++++ WORKING DATA

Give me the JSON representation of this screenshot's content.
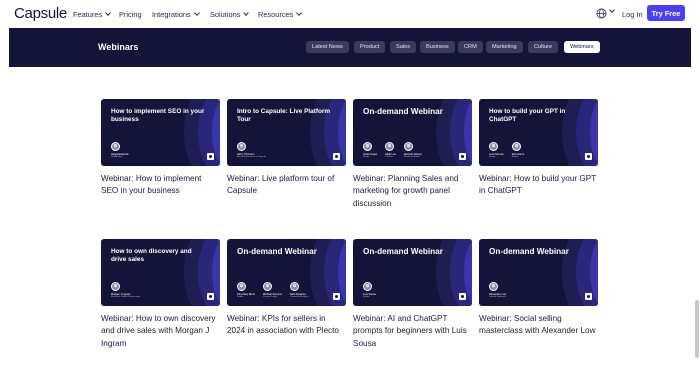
{
  "nav": {
    "logo": "Capsule",
    "items": [
      {
        "label": "Features",
        "dropdown": true
      },
      {
        "label": "Pricing",
        "dropdown": false
      },
      {
        "label": "Integrations",
        "dropdown": true
      },
      {
        "label": "Solutions",
        "dropdown": true
      },
      {
        "label": "Resources",
        "dropdown": true
      }
    ],
    "language_icon": "globe-icon",
    "login": "Log In",
    "cta": "Try Free",
    "cta_color": "#4b3ff0"
  },
  "header": {
    "title": "Webinars",
    "background": "#14143a",
    "categories": [
      {
        "label": "Latest News",
        "active": false
      },
      {
        "label": "Product",
        "active": false
      },
      {
        "label": "Sales",
        "active": false
      },
      {
        "label": "Business",
        "active": false
      },
      {
        "label": "CRM",
        "active": false
      },
      {
        "label": "Marketing",
        "active": false
      },
      {
        "label": "Culture",
        "active": false
      },
      {
        "label": "Webinars",
        "active": true
      }
    ]
  },
  "webinars": [
    {
      "thumb_title": "How to implement SEO in your business",
      "speakers": [
        {
          "name": "Helga Edwards",
          "role": "Studio Host"
        }
      ],
      "caption": "Webinar: How to implement SEO in your business"
    },
    {
      "thumb_title": "Intro to Capsule: Live Platform Tour",
      "speakers": [
        {
          "name": "Harry Thornton",
          "role": "Account Executive at Capsule"
        }
      ],
      "caption": "Webinar: Live platform tour of Capsule"
    },
    {
      "thumb_title": "On-demand Webinar",
      "speakers": [
        {
          "name": "Asher Kogin",
          "role": "Studio"
        },
        {
          "name": "Nikki Lou",
          "role": "Content"
        },
        {
          "name": "Hannah Gibson",
          "role": "Research Author"
        }
      ],
      "caption": "Webinar: Planning Sales and marketing for growth panel discussion"
    },
    {
      "thumb_title": "How to build your GPT in ChatGPT",
      "speakers": [
        {
          "name": "Luis Norman",
          "role": "Studio"
        },
        {
          "name": "Rob Harris",
          "role": "Studio"
        }
      ],
      "caption": "Webinar: How to build your GPT in ChatGPT"
    },
    {
      "thumb_title": "How to own discovery and drive sales",
      "speakers": [
        {
          "name": "Morgan J Ingram",
          "role": "Executive Global Partnerships"
        }
      ],
      "caption": "Webinar: How to own discovery and drive sales with Morgan J Ingram"
    },
    {
      "thumb_title": "On-demand Webinar",
      "speakers": [
        {
          "name": "Penrodey Broni",
          "role": "Studio"
        },
        {
          "name": "Michael Stevens",
          "role": "Content Leads"
        },
        {
          "name": "Rafe Esparza",
          "role": "Customer Analytics"
        }
      ],
      "caption": "Webinar: KPIs for sellers in 2024 in association with Plecto"
    },
    {
      "thumb_title": "On-demand Webinar",
      "speakers": [
        {
          "name": "Luis Sousa",
          "role": "Studio"
        }
      ],
      "caption": "Webinar: AI and ChatGPT prompts for beginners with Luis Sousa"
    },
    {
      "thumb_title": "On-demand Webinar",
      "speakers": [
        {
          "name": "Alexander Low",
          "role": "Growth Strategist"
        }
      ],
      "caption": "Webinar: Social selling masterclass with Alexander Low"
    }
  ]
}
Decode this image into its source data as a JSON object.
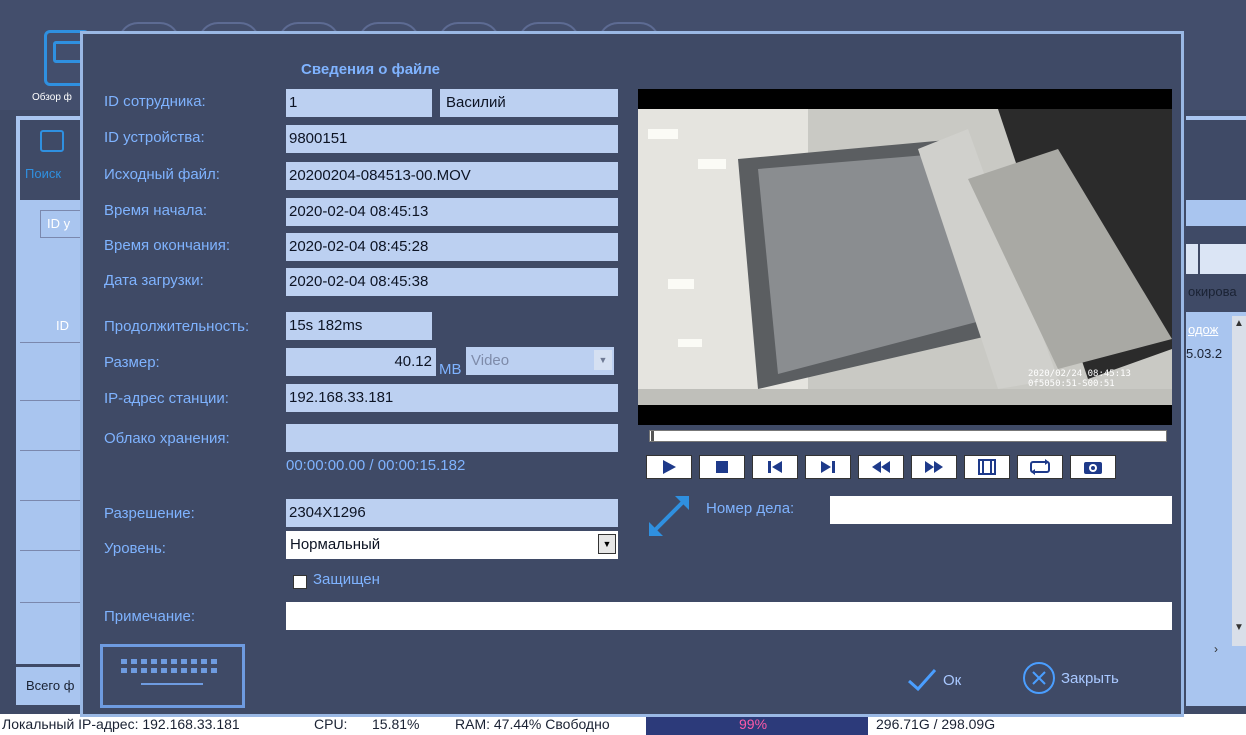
{
  "background": {
    "browse_label": "Обзор ф",
    "search_label": "Поиск",
    "id_box": "ID у",
    "id_column": "ID",
    "total_label": "Всего ф",
    "right_blocked_label": "окирова",
    "right_duration_label": "одож",
    "right_date_cell": "5.03.2"
  },
  "dialog": {
    "title": "Сведения о файле",
    "labels": {
      "employee_id": "ID сотрудника:",
      "device_id": "ID устройства:",
      "source_file": "Исходный файл:",
      "start_time": "Время начала:",
      "end_time": "Время окончания:",
      "upload_date": "Дата загрузки:",
      "duration": "Продолжительность:",
      "size": "Размер:",
      "station_ip": "IP-адрес станции:",
      "cloud_storage": "Облако хранения:",
      "resolution": "Разрешение:",
      "level": "Уровень:",
      "protected": "Защищен",
      "note": "Примечание:",
      "case_number": "Номер дела:"
    },
    "values": {
      "employee_id": "1",
      "employee_name": "Василий",
      "device_id": "9800151",
      "source_file": "20200204-084513-00.MOV",
      "start_time": "2020-02-04 08:45:13",
      "end_time": "2020-02-04 08:45:28",
      "upload_date": "2020-02-04 08:45:38",
      "duration": "15s 182ms",
      "size": "40.12",
      "size_unit": "MB",
      "file_type": "Video",
      "station_ip": "192.168.33.181",
      "cloud_storage": "",
      "time_counter": "00:00:00.00 / 00:00:15.182",
      "resolution": "2304X1296",
      "level": "Нормальный",
      "protected": false,
      "note": "",
      "case_number": ""
    },
    "video_stamp": "2020/02/04 08:45:13\n0f5050:51-S00:51",
    "buttons": {
      "ok": "Ок",
      "close": "Закрыть"
    },
    "player_controls": [
      "play",
      "stop",
      "prev-frame",
      "next-frame",
      "rewind",
      "fast-forward",
      "clip",
      "loop",
      "snapshot"
    ]
  },
  "status_bar": {
    "local_ip": "Локальный IP-адрес: 192.168.33.181",
    "cpu_label": "CPU:",
    "cpu_value": "15.81%",
    "ram": "RAM: 47.44% Свободно",
    "disk_percent": "99%",
    "disk": "296.71G / 298.09G"
  },
  "colors": {
    "dialog_bg": "#3f4a66",
    "label": "#7fb3ff",
    "field": "#bcd0f1",
    "accent": "#2f90e0"
  }
}
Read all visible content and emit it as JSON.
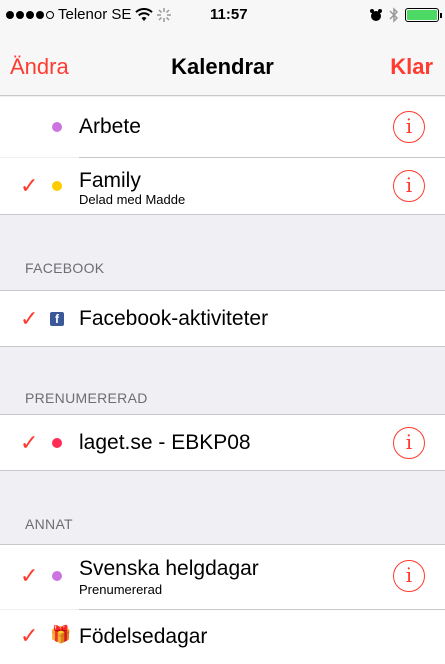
{
  "status_bar": {
    "carrier": "Telenor SE",
    "time": "11:57",
    "icons": [
      "signal-dots-icon",
      "wifi-icon",
      "activity-icon",
      "alarm-icon",
      "bluetooth-icon",
      "battery-icon"
    ]
  },
  "nav": {
    "left_button": "Ändra",
    "title": "Kalendrar",
    "right_button": "Klar"
  },
  "rows": {
    "arbete": {
      "title": "Arbete",
      "color": "#cc73e1",
      "checked": false
    },
    "family": {
      "title": "Family",
      "subtitle": "Delad med Madde",
      "color": "#ffcc00",
      "checked": true
    },
    "facebook": {
      "title": "Facebook-aktiviteter",
      "checked": true
    },
    "laget": {
      "title": "laget.se - EBKP08",
      "color": "#ff2d55",
      "checked": true
    },
    "svenska": {
      "title": "Svenska helgdagar",
      "subtitle": "Prenumererad",
      "color": "#cc73e1",
      "checked": true
    },
    "fodelse": {
      "title": "Födelsedagar",
      "checked": true
    }
  },
  "sections": {
    "facebook": "FACEBOOK",
    "prenumererad": "PRENUMERERAD",
    "annat": "ANNAT"
  },
  "glyphs": {
    "check": "✓",
    "info": "i",
    "fb": "f",
    "gift": "🎁"
  },
  "colors": {
    "accent": "#ff3b30",
    "facebook": "#3b5998",
    "battery": "#4cd964"
  }
}
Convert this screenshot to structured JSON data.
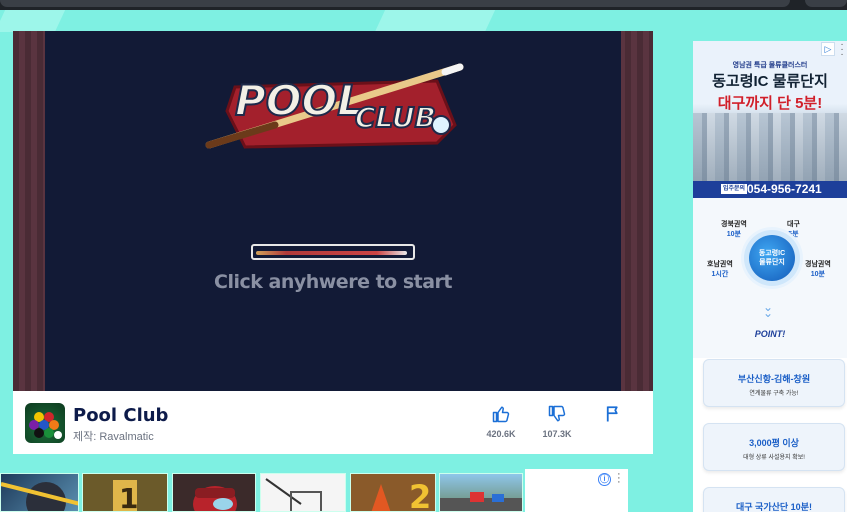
{
  "game": {
    "logo_word1": "POOL",
    "logo_word2": "CLUB",
    "loading_progress": 0.42,
    "start_prompt": "Click anyhwere to start"
  },
  "info": {
    "title": "Pool Club",
    "author": "제작: Ravalmatic",
    "likes": "420.6K",
    "dislikes": "107.3K"
  },
  "ad_right": {
    "small_line": "영남권 특급 물류클러스터",
    "headline1": "동고령IC 물류단지",
    "headline2": "대구까지 단 5분!",
    "phone_tag": "입주문의",
    "phone": "054-956-7241",
    "hub_label_1": "동고령IC",
    "hub_label_2": "물류단지",
    "regions": [
      {
        "name": "경북권역",
        "time": "10분"
      },
      {
        "name": "대구",
        "time": "5분"
      },
      {
        "name": "호남권역",
        "time": "1시간"
      },
      {
        "name": "경남권역",
        "time": "10분"
      }
    ],
    "point": "POINT!",
    "cards": [
      {
        "headline": "부산신항-김해-창원",
        "sub": "연계물류 구축 가능!"
      },
      {
        "headline": "3,000평 이상",
        "sub": "대형 상류 사설용지 확보!"
      },
      {
        "headline": "대구 국가산단 10분!",
        "sub": ""
      }
    ]
  },
  "ad_small": {
    "info_icon": "ⓘ"
  },
  "colors": {
    "page_bg": "#7ef0e2",
    "canvas_bg": "#121a36",
    "title_navy": "#0d1b4a",
    "action_blue": "#1b6fd6"
  }
}
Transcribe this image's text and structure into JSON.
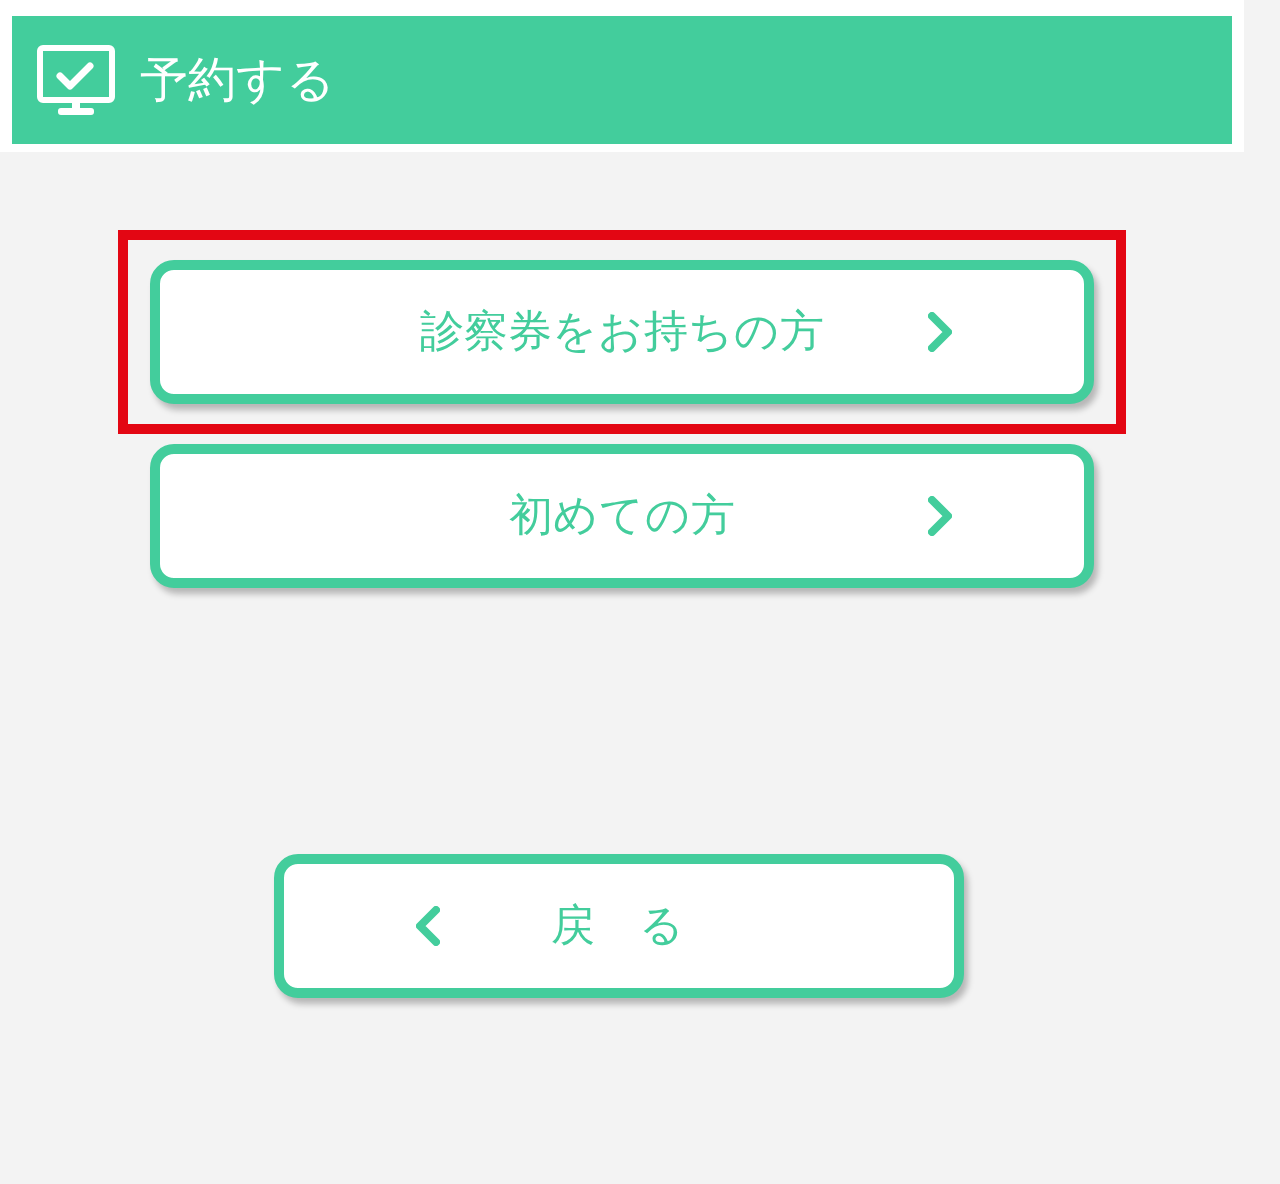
{
  "header": {
    "title": "予約する"
  },
  "options": [
    {
      "label": "診察券をお持ちの方",
      "highlighted": true
    },
    {
      "label": "初めての方",
      "highlighted": false
    }
  ],
  "back_button": {
    "label": "戻　る"
  }
}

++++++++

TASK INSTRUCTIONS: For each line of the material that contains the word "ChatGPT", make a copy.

PROBLEM SOLUTION:
      "thumb_title": "How to build your GPT in ChatGPT",
      "caption": "Webinar: How to build your GPT in ChatGPT"
      "caption": "Webinar: AI and ChatGPT prompts for beginners with Luis Sousa"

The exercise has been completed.